- Siting: The suburban retail development model -- store set back from the road, surrounded by a sea of parking -- is now commonplace for American supermarkets. Downtown development patterns -- zero-setback, parking in the rear or in a parking lot elsewhere in the district -- are unfamiliar, and therefore perceived as risky, to the national chains (and to lending institutions). They are also likely to believe that they will need the same number of parking spaces as for a comparably sized suburban store, not knowing how many district residents are likely to reach the store on foot, by bicycle, or using public transit, rather than by car.
- Market: Most supermarket chains need to be convinced that older downtowns and neighborhood commercial corridors have enough market demand to support a supermarket.
- Zoning: Zoning laws sometimes make it difficult to build or operate downtown grocery stores - particularly as part of a mixed-use project in which zoning officials fear that noise from a 24-hour or late-night grocery store or smells from its trash area might disturb residents.
In spite of these obstacles, a growing number of communities are succeeding in attracting national grocers. In 1998, for example, a group of citizens in Washington, DC's 14th and U Streets neighborhood went door-to-door asking neighborhood residents where they shop for groceries, how much they would spend in a neighborhood grocery store if one were available, what their level of commitment would be to supporting a neighborhood grocery, and their demographic characteristics. This information helped persuade Whole Foods Market to open a store in their neighborhood.
If you're interested in bringing a national grocery store chain into your downtown, it pays to be well-prepared before making contact. The grocer will want to know as much as possible about: the demographic characteristics of the district; available space; zoning restrictions; and the size and location of potential competitors. Even if all your answers are exactly what the grocer wants to hear, it will probably still be skeptical of opening a downtown store. Your planning commission's positive attitude -- along with assurances of support from other city leaders -- will go far towards making the grocery company feel more comfortable.

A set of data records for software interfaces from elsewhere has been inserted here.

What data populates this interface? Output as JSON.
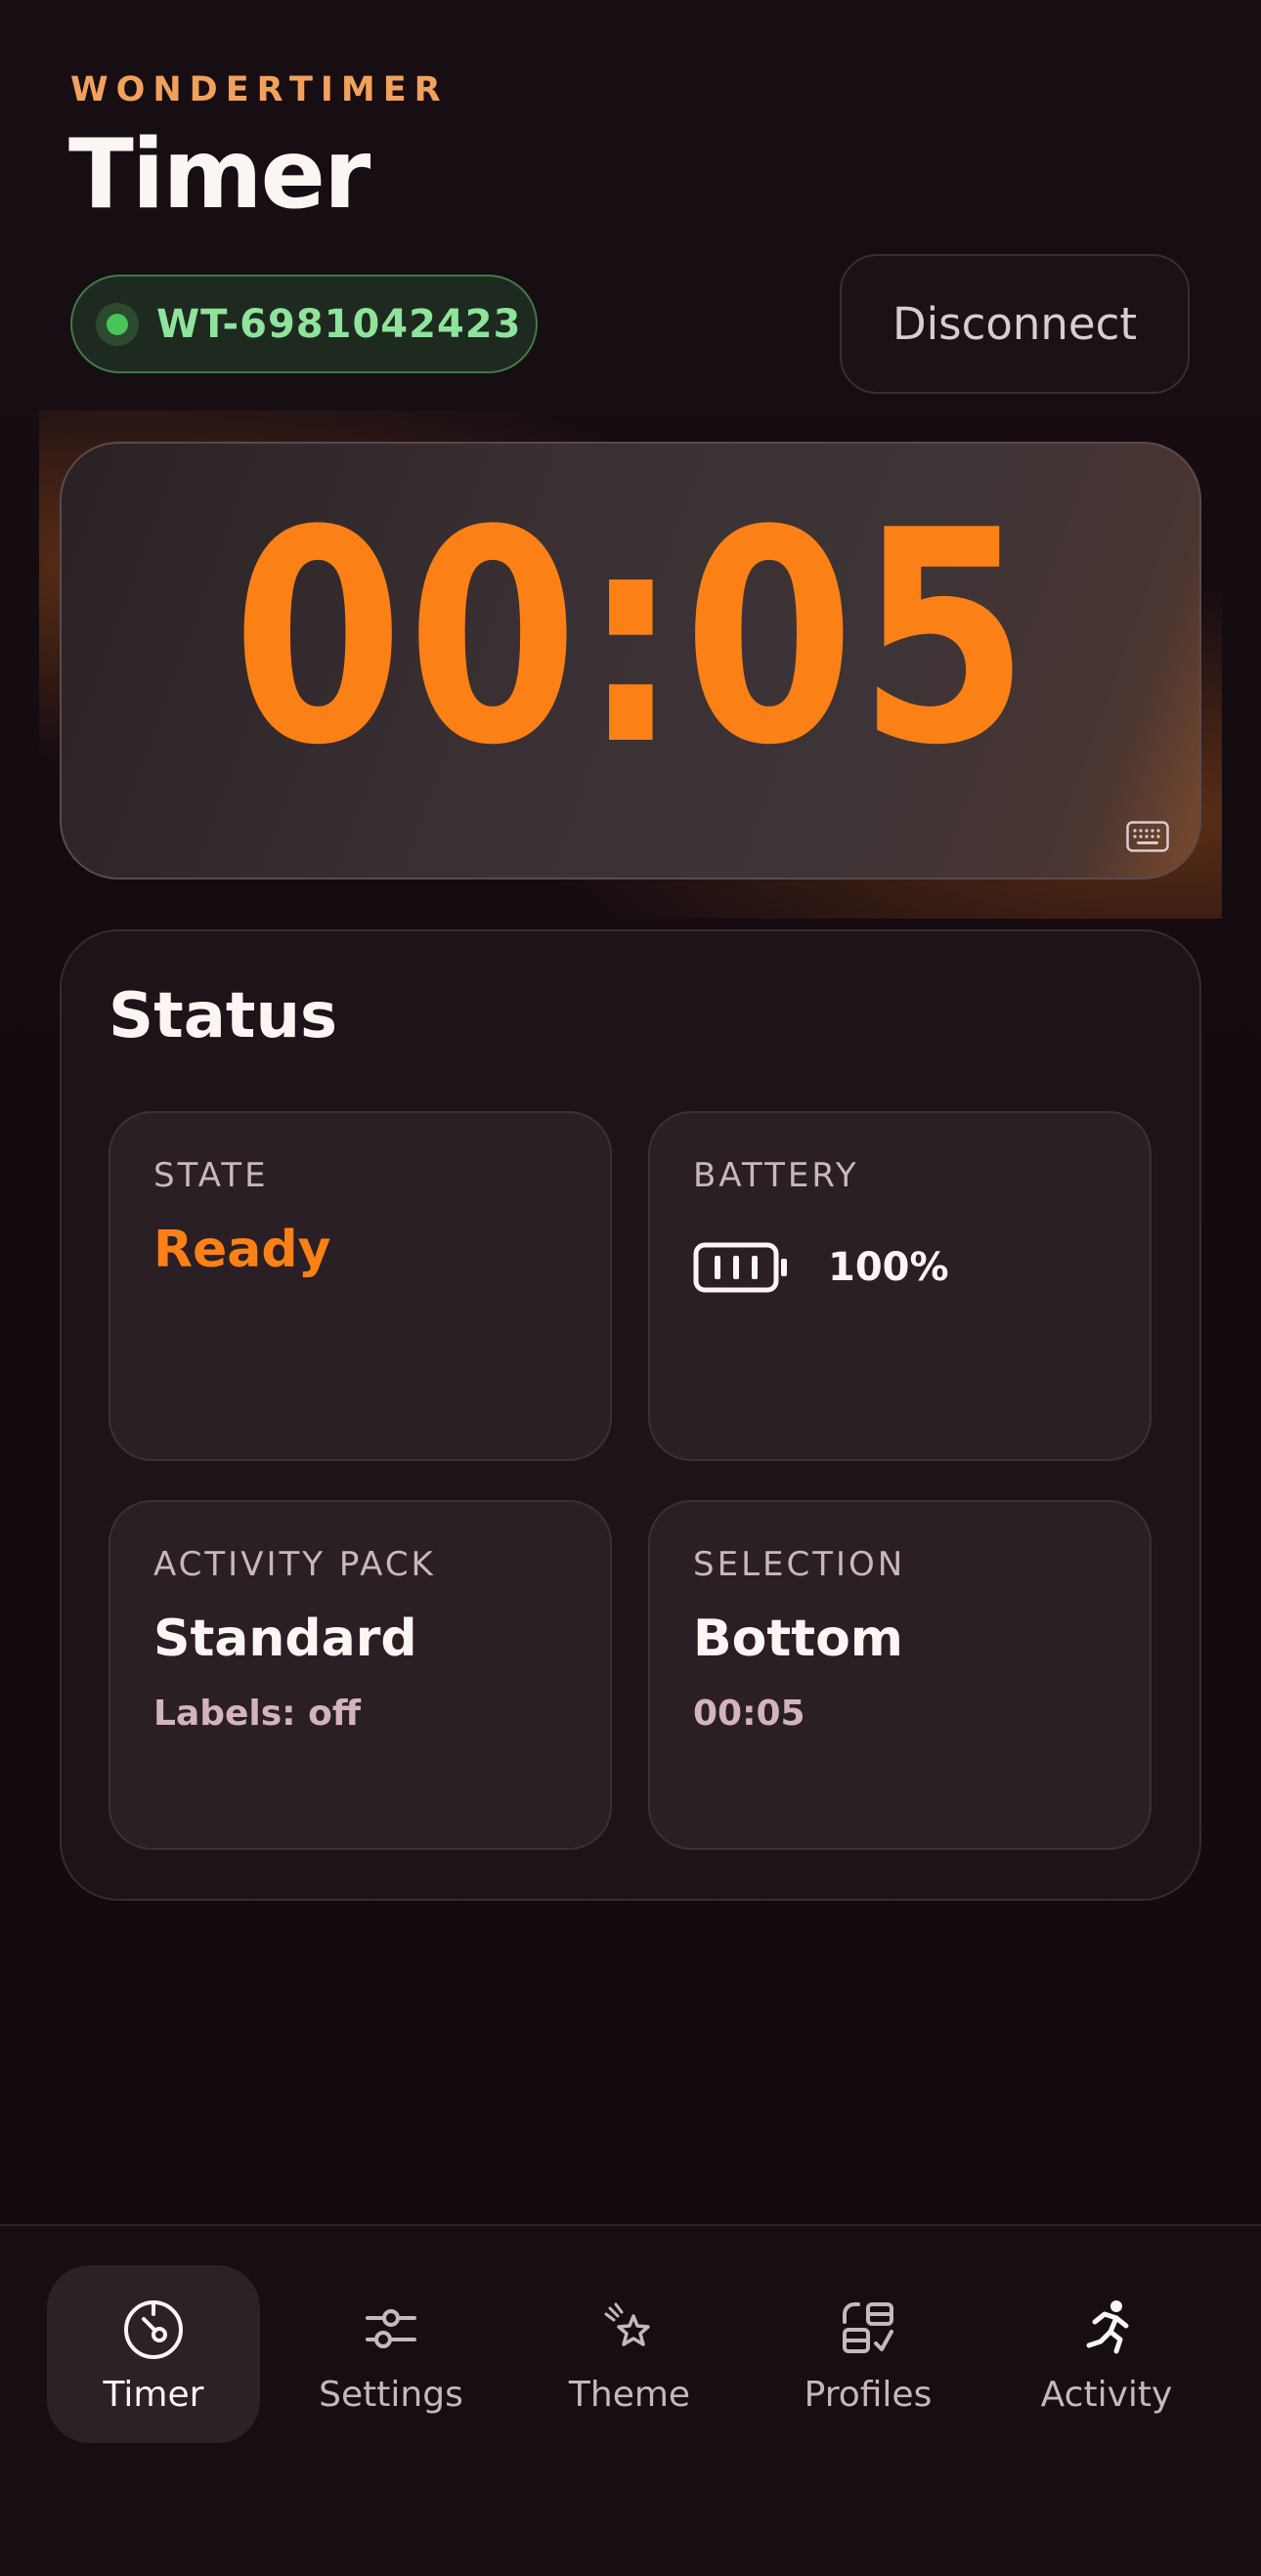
{
  "header": {
    "brand": "WONDERTIMER",
    "title": "Timer",
    "device_id": "WT-6981042423",
    "disconnect_label": "Disconnect"
  },
  "timer": {
    "display": "00:05"
  },
  "status": {
    "title": "Status",
    "state": {
      "label": "STATE",
      "value": "Ready"
    },
    "battery": {
      "label": "BATTERY",
      "value": "100%",
      "level": 1.0
    },
    "activity_pack": {
      "label": "ACTIVITY PACK",
      "value": "Standard",
      "sub": "Labels: off"
    },
    "selection": {
      "label": "SELECTION",
      "value": "Bottom",
      "sub": "00:05"
    }
  },
  "nav": {
    "items": [
      {
        "label": "Timer",
        "icon": "timer-icon",
        "active": true
      },
      {
        "label": "Settings",
        "icon": "sliders-icon",
        "active": false
      },
      {
        "label": "Theme",
        "icon": "theme-sparkle-icon",
        "active": false
      },
      {
        "label": "Profiles",
        "icon": "profiles-icon",
        "active": false
      },
      {
        "label": "Activity",
        "icon": "running-person-icon",
        "active": false
      }
    ]
  },
  "colors": {
    "accent": "#fb8116",
    "brand": "#f2a15c",
    "connected": "#47c559",
    "background": "#130b10"
  }
}
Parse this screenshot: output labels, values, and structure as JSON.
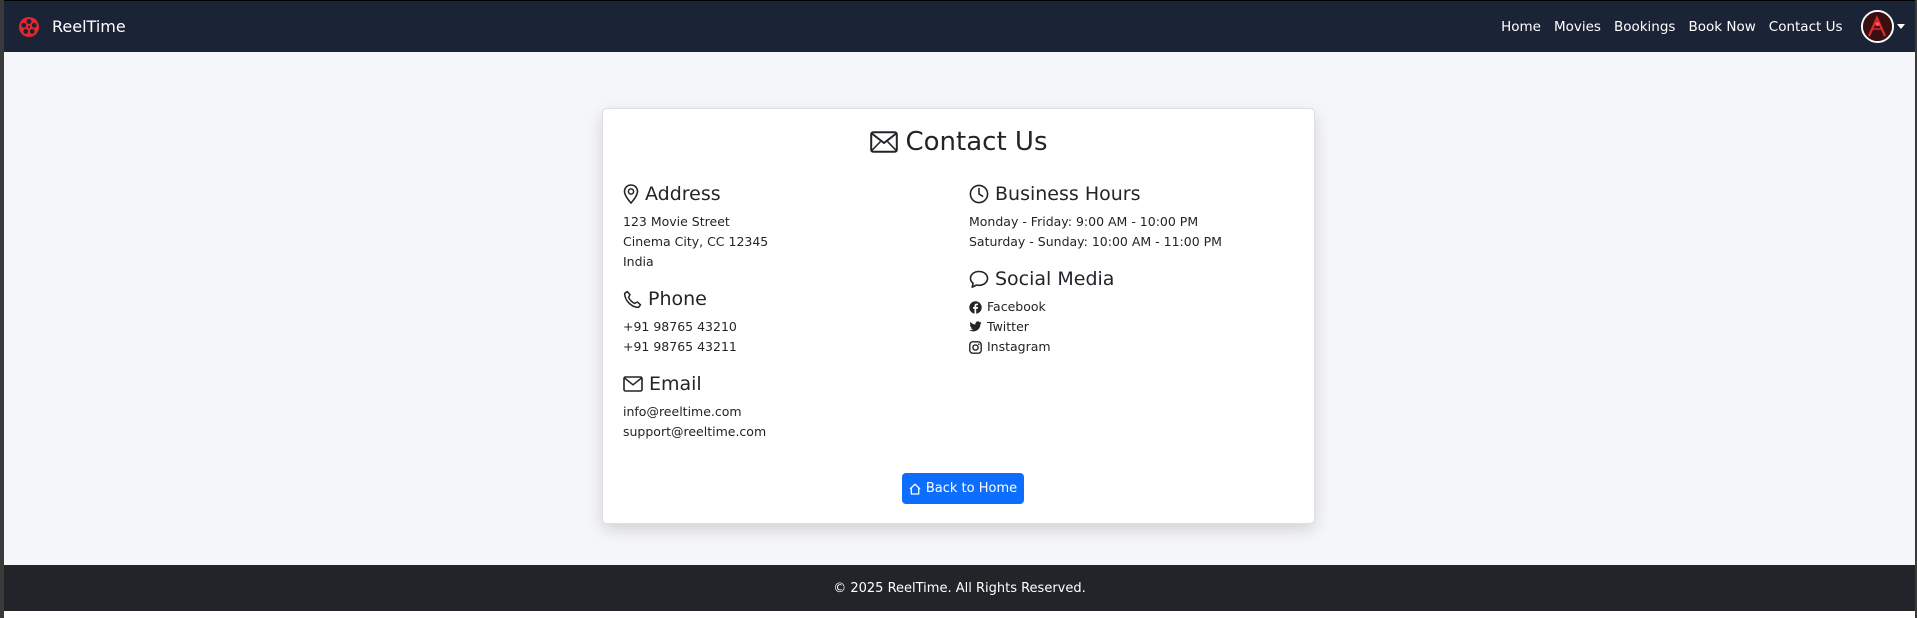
{
  "navbar": {
    "brand": "ReelTime",
    "links": [
      "Home",
      "Movies",
      "Bookings",
      "Book Now",
      "Contact Us"
    ]
  },
  "contact": {
    "title": "Contact Us",
    "address": {
      "heading": "Address",
      "lines": [
        "123 Movie Street",
        "Cinema City, CC 12345",
        "India"
      ]
    },
    "phone": {
      "heading": "Phone",
      "lines": [
        "+91 98765 43210",
        "+91 98765 43211"
      ]
    },
    "email": {
      "heading": "Email",
      "lines": [
        "info@reeltime.com",
        "support@reeltime.com"
      ]
    },
    "hours": {
      "heading": "Business Hours",
      "lines": [
        "Monday - Friday: 9:00 AM - 10:00 PM",
        "Saturday - Sunday: 10:00 AM - 11:00 PM"
      ]
    },
    "social": {
      "heading": "Social Media",
      "items": [
        "Facebook",
        "Twitter",
        "Instagram"
      ]
    },
    "back_button": "Back to Home"
  },
  "footer": {
    "text": "© 2025 ReelTime. All Rights Reserved."
  },
  "colors": {
    "navbar": "#1b2336",
    "accent": "#0d6efd",
    "footer": "#212529",
    "logo": "#e0282e"
  }
}
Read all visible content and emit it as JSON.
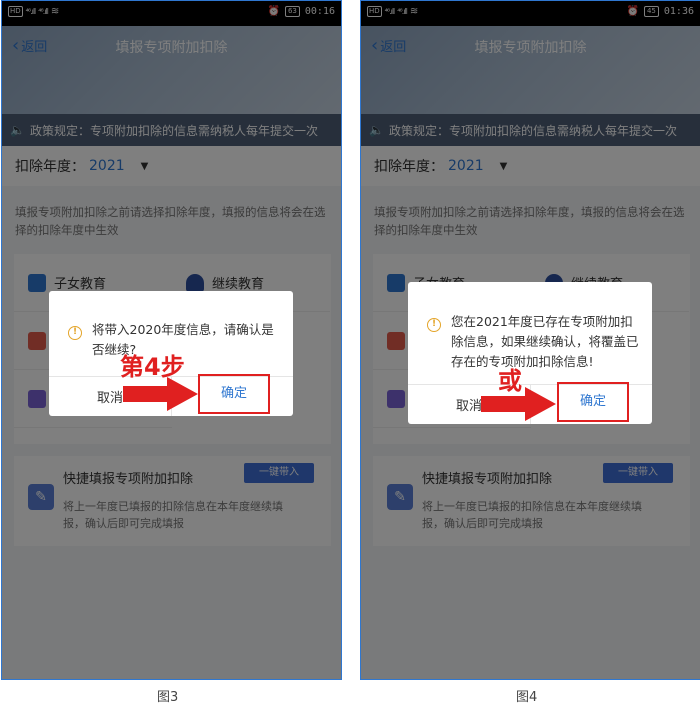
{
  "left": {
    "statusbar": {
      "hd": "HD",
      "sig1": "⁴⁶.ıll",
      "sig2": "⁴⁶.ıll",
      "battery": "63",
      "time": "00:16"
    },
    "header": {
      "back": "返回",
      "title": "填报专项附加扣除"
    },
    "policy": "政策规定：专项附加扣除的信息需纳税人每年提交一次",
    "year": {
      "label": "扣除年度：",
      "value": "2021"
    },
    "hint": "填报专项附加扣除之前请选择扣除年度，填报的信息将会在选择的扣除年度中生效",
    "cards": [
      "子女教育",
      "继续教育"
    ],
    "quick": {
      "title": "快捷填报专项附加扣除",
      "button": "一键带入",
      "desc": "将上一年度已填报的扣除信息在本年度继续填报，确认后即可完成填报"
    },
    "dialog": {
      "message": "将带入2020年度信息，请确认是否继续?",
      "cancel": "取消",
      "confirm": "确定"
    },
    "step_label": "第4步",
    "caption": "图3"
  },
  "right": {
    "statusbar": {
      "hd": "HD",
      "sig1": "⁴⁶.ıll",
      "sig2": "⁴⁶.ıll",
      "battery": "45",
      "time": "01:36"
    },
    "header": {
      "back": "返回",
      "title": "填报专项附加扣除"
    },
    "policy": "政策规定：专项附加扣除的信息需纳税人每年提交一次",
    "year": {
      "label": "扣除年度：",
      "value": "2021"
    },
    "hint": "填报专项附加扣除之前请选择扣除年度，填报的信息将会在选择的扣除年度中生效",
    "cards": [
      "子女教育",
      "继续教育"
    ],
    "quick": {
      "title": "快捷填报专项附加扣除",
      "button": "一键带入",
      "desc": "将上一年度已填报的扣除信息在本年度继续填报，确认后即可完成填报"
    },
    "dialog": {
      "message": "您在2021年度已存在专项附加扣除信息，如果继续确认，将覆盖已存在的专项附加扣除信息!",
      "cancel": "取消",
      "confirm": "确定"
    },
    "step_label": "或",
    "caption": "图4"
  },
  "colors": {
    "accent": "#2f77d0",
    "highlight": "#e02020",
    "warning": "#e4a52a"
  },
  "icons": [
    "back-chevron-icon",
    "speaker-icon",
    "caret-down-icon",
    "warning-icon",
    "arrow-right-icon",
    "alarm-icon",
    "wifi-icon"
  ]
}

… article continues with suggestions on how to attract grocers to downtown locations.